Salmon On The Plank

I like salmon almost as much as walleye. I’ve had it baked, grilled, poached and smoked. Maybe even a couple of other ways. My favorite is to marinade the fish for a couple of hours before tossing it on the grill. (For more about marinades and rubs, go to www.grandforksherald.com/event/tag/group/Features/tag/food/.)

But there’s one way I’ve haven’t tried, and that’s grilled on a cedar plank.

My friend and co-worker, Eric Hylden, swears by this method. And Eric knows a bit about salmon. One of his brothers-in-law is a commercial fisherman in Alaska, so Eric usually has a nice supply of salmon.

He recently told me he fixed some salmon on a plank, for the birthday of his wife, Jackie Lorentz. Eric says that’s the only way to go.

Cooking fish on a plank is a method that Native Americans of the Pacific Northwest have been doing for hundreds of years. And it recently has gained popularity in restaurants in many homes across the country.

In the old days, a whole side of salmon was cut open and vertically staked by cedar sticks, then placed downwind next to a roaring beach fire made of driftwood. Today, people use cedar shingles, which can be purchased at grilling or cooking stores, lumberyards (untreated ones) or online (www.williams-sonama.com). They usually are soaked in water for an hour or two (or even overnight).

Planks usually can be used several times if washed with soapy water. A note of caution: Since they are made of wood and could burn, keep a spray bottle handy.

A good reference to planking is "Sticks and Stones: The Art of Grilling on Plank," Vine and Stone by Ted Reader and Kathleen Sloan (The Game and Fish Mastery Library, 1999).
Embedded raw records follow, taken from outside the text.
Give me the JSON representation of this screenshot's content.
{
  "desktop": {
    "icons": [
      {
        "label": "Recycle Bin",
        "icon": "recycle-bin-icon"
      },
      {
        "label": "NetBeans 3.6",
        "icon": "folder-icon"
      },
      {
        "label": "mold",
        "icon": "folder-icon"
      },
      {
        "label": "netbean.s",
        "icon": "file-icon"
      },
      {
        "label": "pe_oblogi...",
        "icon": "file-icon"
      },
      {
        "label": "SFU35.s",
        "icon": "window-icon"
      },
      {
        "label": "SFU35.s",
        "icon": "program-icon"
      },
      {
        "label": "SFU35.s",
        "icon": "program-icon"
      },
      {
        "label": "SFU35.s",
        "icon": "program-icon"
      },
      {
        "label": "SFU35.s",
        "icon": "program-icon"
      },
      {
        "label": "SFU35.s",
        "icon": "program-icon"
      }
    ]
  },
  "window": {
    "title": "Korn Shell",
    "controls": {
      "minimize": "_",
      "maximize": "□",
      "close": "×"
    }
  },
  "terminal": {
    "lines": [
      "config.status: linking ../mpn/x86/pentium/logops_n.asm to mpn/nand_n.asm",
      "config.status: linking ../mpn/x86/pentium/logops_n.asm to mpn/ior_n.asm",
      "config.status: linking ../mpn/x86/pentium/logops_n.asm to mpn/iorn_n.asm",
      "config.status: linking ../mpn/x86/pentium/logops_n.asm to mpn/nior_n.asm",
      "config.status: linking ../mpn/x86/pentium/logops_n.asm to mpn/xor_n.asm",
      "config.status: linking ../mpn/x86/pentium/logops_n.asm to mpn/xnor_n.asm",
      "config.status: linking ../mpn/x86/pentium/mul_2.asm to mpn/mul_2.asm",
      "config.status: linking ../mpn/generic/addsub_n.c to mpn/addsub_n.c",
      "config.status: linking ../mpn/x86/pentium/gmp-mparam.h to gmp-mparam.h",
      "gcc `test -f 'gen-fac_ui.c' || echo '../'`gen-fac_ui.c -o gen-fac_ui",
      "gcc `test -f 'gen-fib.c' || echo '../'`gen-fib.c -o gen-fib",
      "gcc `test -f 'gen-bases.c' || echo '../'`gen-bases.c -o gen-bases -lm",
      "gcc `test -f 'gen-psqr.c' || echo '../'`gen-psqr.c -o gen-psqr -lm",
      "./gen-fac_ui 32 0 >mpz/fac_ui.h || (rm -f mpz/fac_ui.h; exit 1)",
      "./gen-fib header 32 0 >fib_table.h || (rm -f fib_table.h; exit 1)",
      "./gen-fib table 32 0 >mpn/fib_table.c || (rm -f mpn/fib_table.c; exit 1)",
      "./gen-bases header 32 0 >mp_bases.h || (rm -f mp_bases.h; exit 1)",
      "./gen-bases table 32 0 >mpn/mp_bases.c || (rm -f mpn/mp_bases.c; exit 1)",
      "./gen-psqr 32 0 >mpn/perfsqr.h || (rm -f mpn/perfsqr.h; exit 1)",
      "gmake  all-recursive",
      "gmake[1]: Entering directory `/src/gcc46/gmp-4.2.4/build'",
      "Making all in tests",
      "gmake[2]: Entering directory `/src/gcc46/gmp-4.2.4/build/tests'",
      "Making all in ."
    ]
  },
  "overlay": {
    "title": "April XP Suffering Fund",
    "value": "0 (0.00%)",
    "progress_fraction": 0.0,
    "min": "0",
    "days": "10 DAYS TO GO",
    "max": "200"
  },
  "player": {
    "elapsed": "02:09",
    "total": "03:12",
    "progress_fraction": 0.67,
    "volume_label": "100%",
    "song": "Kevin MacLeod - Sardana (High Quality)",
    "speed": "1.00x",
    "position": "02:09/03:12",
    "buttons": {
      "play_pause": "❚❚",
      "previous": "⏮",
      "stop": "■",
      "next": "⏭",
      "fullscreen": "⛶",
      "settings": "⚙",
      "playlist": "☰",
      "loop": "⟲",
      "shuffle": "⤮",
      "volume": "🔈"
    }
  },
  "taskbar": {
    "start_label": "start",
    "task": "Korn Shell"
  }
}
Here’s a recipe for planked salmon, which barbecuing expert Steve Raichlen recommends.

Planked Salmon with Mustard and Dill Sauce
FOR THE SALMON:
1 salmon fillet, with or without skin (about 1½ pounds; ideally cut from the end closest to the head)
About 1 tablespoon olive oil
Coarse salt (kosher or sea) and freshly ground black pepper
FOR THE GLAZE:
½ cup mayonnaise
1/3 cup grainy French mustard
2 tablespoons chopped fresh dill
½ teaspoon finely grated lemon zest
Coarse salt (kosher or sea) and freshly ground black pepper, to taste
EQUIPMENT:
1 cedar plank (about 6 to 12 inches), soaked for 2 hours in water to cover (a rimmed baking sheet or large roasting pan works well for soaking), then drained
For the salmon: Run your fingers over the salmon fillet, feeling for bones. Using needle-nose pliers or tweezers, pull out any you find. Rinse the salmon under cold running water, then blot it dry with paper towels. If using salmon with skin, generously brush the skin with olive oil. If using skinless salmon, brush one side of the fish with olive oil. Season both sides with salt and pepper. Place the salmon on the plank, skin side down, if it has one; oiled side down if not.
For the glaze: Place the mayonnaise, mustard, dill and lemon zest in a nonreactive mixing bowl and whisk to mix. Season with salt and pepper to taste.
Set up the grill for indirect grilling and preheat to medium high.
When ready to cook, spread the glaze mixture evenly over the top and sides of the salmon. Place the salmon on its plank in the center of the hot grate, away from the heat, and cover the grill. Cook the salmon until cooked through and the glaze is a deep golden brown, 20 to 30 minutes. To test for doneness, insert an instant-read meat thermometer through the side of the salmon: The internal temperature should be about 135 degrees. Another test is to insert a slender metal skewer in the side of the fillet for 20 seconds: It should come out very hot to the touch. Transfer the plank and fish to a heat proof platter and slice the fish crosswise into serving portions. Serve the salmon right off the plank.
Yield: Serves 4.
Approximate nutritional analysis per serving: 440 calories (67 percent from fat), 33 grams total fat (5 grams saturated), 98 milligrams cholesterol, 1 gram carbohydrates, 35 grams protein, 521 milligrams sodium, 1 gram dietary fiber.

One thought on “Salmon On The Plank

  1. Save yourself some money and go to your local hardware store. Buy a 6′ ceder fence picket and cut it into smaller pieces. Just make sure it’s untreated lumber.

Leave a Reply

Your email address will not be published. Required fields are marked *

*

You may use these HTML tags and attributes: <a href="" title=""> <abbr title=""> <acronym title=""> <b> <blockquote cite=""> <cite> <code> <del datetime=""> <em> <i> <q cite=""> <strike> <strong>